Update: The position is now closed. Thanks to all who applied.
We’re looking for one good intern. If you love web design, writing, and publishing, this is the gig for you. You’ll work with Aaron Gustafson, Erin Kissane, Ethan Marcotte, and Jeffrey Zeldman on the new edition of the industry-changing Designing With Web Standards, and possibly another great publishing project as well.
NYC area location is ideal, but not required—what matters most is your commitment and professionalism. Must be willing to work with Microsoft Word, have access to one of the latest versions of it, and be a Word styles ninja. We’re looking for 6–8 hours per week through September or mid-October. The right person will see this as an opportunity to experience the publication process from first draft through galleys and launch, and to learn from industry and community leaders who are funny, smart, and nice.
Apply by e-mail to internquest at happycog dot com. Send a short note selling us on you. All queries will be handled with discretion.
[tags]jobs, internerships, intern, wanted, webstandards, designingwithwebstandards, DWWS3e, 3rdEdition, HappyCog, ErinKissane, AaronGustafson, EthanMarcotte, zeldman, JeffreyZeldman, employment[/tags]
PRESENTING the full audio recording of “From Freelance to Agency: Start Small, Stay Small”, a panel at SXSW Interactive 2009 featuring Roger Black (founder of agencies huge and small), Kristina Halvorson (freelancer turned agency head), and Whitney Hess (agency pro turned freelance), and moderated by yours truly.
The panel was about quitting your job (or coping with a layoff), working as a freelancer, collaborating with others, and what to do if your collaboration starts morphing into an agency. We sought to answer questions like these:
- What business and personal skills are required to start a freelance business or a small agency? Is freelancing or starting a small agency a good fit for my talents and abilities?
- Is freelancing or starting a small agency the right work solution for me in a scary and rapidly shrinking economy? Can the downsides of this economy work to my advantage as a freelancer or small agency head?
- I’ve been downsized/laid off/I’m stuck in a dead-end job working longer hours for less money. Should I look for a new job or take the plunge and go freelance?
- What can I expect in terms of income and financial security if I switch from a staff job to freelancing? What techniques can I use as a freelancer to protect myself from the inevitable ups and downs?
- How do I attract clients? How much in-advance work do I need to line up before I can quit my job?

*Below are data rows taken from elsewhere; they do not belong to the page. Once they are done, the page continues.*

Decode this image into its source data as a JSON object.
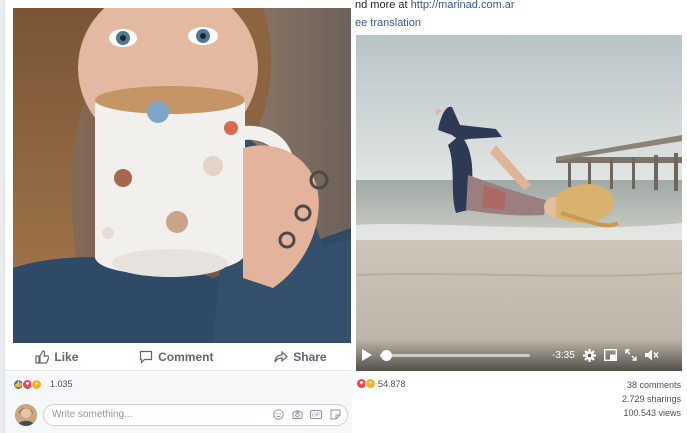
{
  "left_post": {
    "actions": {
      "like_label": "Like",
      "comment_label": "Comment",
      "share_label": "Share"
    },
    "reactions": {
      "count": "1.035",
      "types": [
        "like",
        "love",
        "wow"
      ]
    },
    "comment_box": {
      "placeholder": "Write something..."
    },
    "input_icons": [
      "emoji-icon",
      "camera-icon",
      "gif-icon",
      "sticker-icon"
    ]
  },
  "right_post": {
    "header_text": "nd more at",
    "header_link": "http://marinad.com.ar",
    "see_translation": "ee translation",
    "video": {
      "time_remaining": "-3:35",
      "progress": 0.02
    },
    "reactions": {
      "count": "54.878",
      "types": [
        "love",
        "wow"
      ]
    },
    "stats": {
      "comments": "38 comments",
      "sharings": "2.729 sharings",
      "views": "100.543 views"
    }
  },
  "colors": {
    "facebook_blue": "#365899",
    "like_blue": "#3578e5",
    "love_red": "#f33e58",
    "wow_yellow": "#f7b125",
    "action_gray": "#606770"
  }
}
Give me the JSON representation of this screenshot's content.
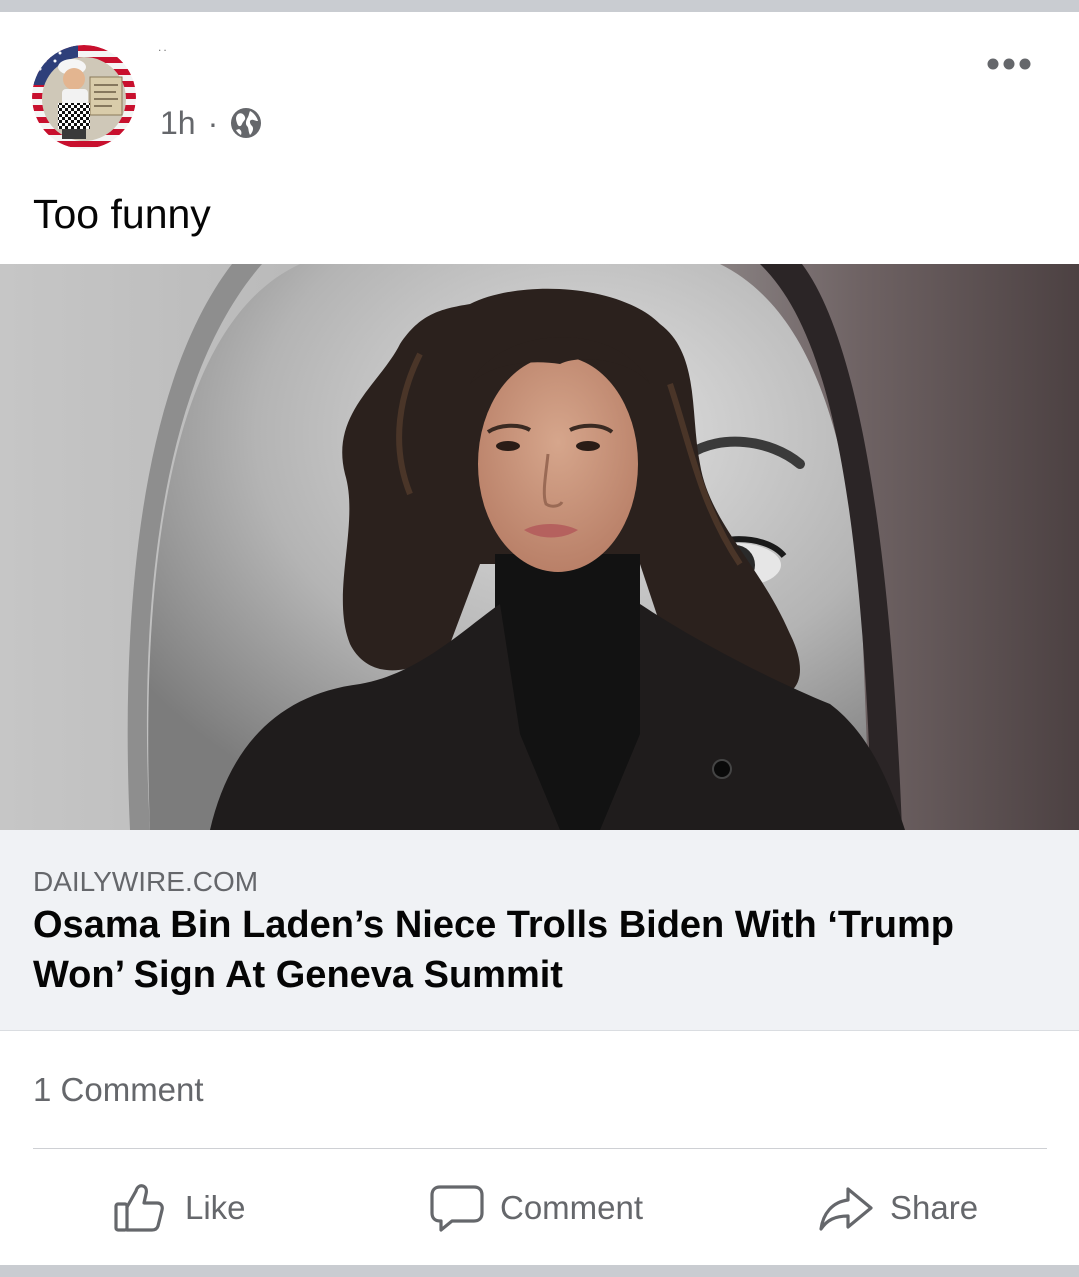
{
  "post": {
    "author_name": "..",
    "timestamp": "1h",
    "separator": "·",
    "privacy_icon": "globe-icon",
    "more_icon": "more-options-icon",
    "text": "Too funny"
  },
  "link_preview": {
    "domain": "DAILYWIRE.COM",
    "title": "Osama Bin Laden’s Niece Trolls Biden With ‘Trump Won’ Sign At Geneva Summit"
  },
  "engagement": {
    "comment_count": "1 Comment"
  },
  "actions": [
    {
      "label": "Like",
      "icon": "thumbs-up-icon"
    },
    {
      "label": "Comment",
      "icon": "comment-icon"
    },
    {
      "label": "Share",
      "icon": "share-icon"
    }
  ],
  "colors": {
    "page_background": "#c9ccd1",
    "card_background": "#ffffff",
    "primary_text": "#050505",
    "secondary_text": "#65676b",
    "link_preview_background": "#f0f2f5",
    "divider": "#ced0d4"
  }
}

- How do I manage clients? What client expectations that are normal for in-house or big agency work must I deliver on as a freelancer or the head of a small or virtual agency? Which expectations can I discard? How do I tell my client what to expect?
- Do I need an office? What are the absolute minimum tools I need to start out as a one-person shop?
- How big can my freelance business grow before I need to recast it as a small agency?
- What models are out there for starting an agency besides the conventional Inc. model with all its overhead? Which model would work best for me?
- Who do I know with whom I could start a small or virtual agency? What should I look for in my partners? What should I beware of?
- If I’m lucky enough to be growing, how do I protect my creative product and my professional reputation while adding new people and taking on more assignments?
- How big can my agency grow before it sucks? How I can grow a business that’s dedicated to staying small?
Whitney Hess has written a fine wrap-up of the panel, including a collection of tweets raving about it, some of Mike Rohde’s visual coverage, and links to other people’s posts about the panel.
LISTEN to “From Freelance to Agency: Start Small, Stay Small”.
[tags]design, webdesign, podcast, recording, SXSW, SXSWi, SXSWi09, panels, panel, freelance, agency, smallagency, transition, survival, economy[/tags]
One of my happiest memories is the day I quit my job. No longer was I a mere office shlub, meekly thanking life for the cold mashed potatoes it deigned to drop onto my plate. I was somebody now—somebody with a destiny. I was a web designer.
Times being what they are, more and more of us are working at home, not always by choice.
Working from home as a freelancer or remote employee can be fabulous. But if you share that home with a family and kids, creating a productive, professional environment can be challenging.
In Issue No. 263 of A List Apart, for people who make websites, Natalie Jost discusses the joys, sorrows, and coping techniques of Walking the Line When You Work from Home.
Natalie is a great writer and as a freelance web designer, wife, and mother of three girls, she knows whereof she speaks.
If you identify with what Natalie has to say, and if you have some home-working tips of your own to share, please tell us how you overcome distractions and deal with deadlines while walking the blurry line between work and home.
[tags]freelance, working, workathome, alistapart, nataliejost[/tags]